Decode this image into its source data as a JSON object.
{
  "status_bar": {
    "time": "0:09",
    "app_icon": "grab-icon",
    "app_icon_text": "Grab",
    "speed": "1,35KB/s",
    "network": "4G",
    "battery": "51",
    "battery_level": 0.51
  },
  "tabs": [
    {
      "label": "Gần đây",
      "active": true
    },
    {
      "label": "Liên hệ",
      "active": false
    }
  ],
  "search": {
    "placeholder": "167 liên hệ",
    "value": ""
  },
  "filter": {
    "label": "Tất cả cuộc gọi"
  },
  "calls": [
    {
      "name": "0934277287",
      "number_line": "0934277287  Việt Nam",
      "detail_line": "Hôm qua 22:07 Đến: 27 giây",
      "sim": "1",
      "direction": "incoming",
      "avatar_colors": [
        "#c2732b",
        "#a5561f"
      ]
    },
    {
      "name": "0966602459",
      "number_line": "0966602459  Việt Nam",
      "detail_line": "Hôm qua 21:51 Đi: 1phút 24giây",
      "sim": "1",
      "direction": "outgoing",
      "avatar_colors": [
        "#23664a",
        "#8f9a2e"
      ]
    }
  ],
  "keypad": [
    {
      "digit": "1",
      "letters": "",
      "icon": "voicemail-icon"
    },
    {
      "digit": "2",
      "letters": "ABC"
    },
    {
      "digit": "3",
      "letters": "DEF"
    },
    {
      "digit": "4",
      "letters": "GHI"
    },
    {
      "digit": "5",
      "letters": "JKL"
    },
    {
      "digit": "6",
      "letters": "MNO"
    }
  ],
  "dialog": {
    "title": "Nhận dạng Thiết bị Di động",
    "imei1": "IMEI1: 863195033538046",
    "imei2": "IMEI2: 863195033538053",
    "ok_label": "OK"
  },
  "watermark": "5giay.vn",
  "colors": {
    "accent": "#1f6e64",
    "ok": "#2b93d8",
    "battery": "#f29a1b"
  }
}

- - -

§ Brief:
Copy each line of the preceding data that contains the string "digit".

§ Task solution:
      "digit": "1",
      "digit": "2",
      "digit": "3",
      "digit": "4",
      "digit": "5",
      "digit": "6",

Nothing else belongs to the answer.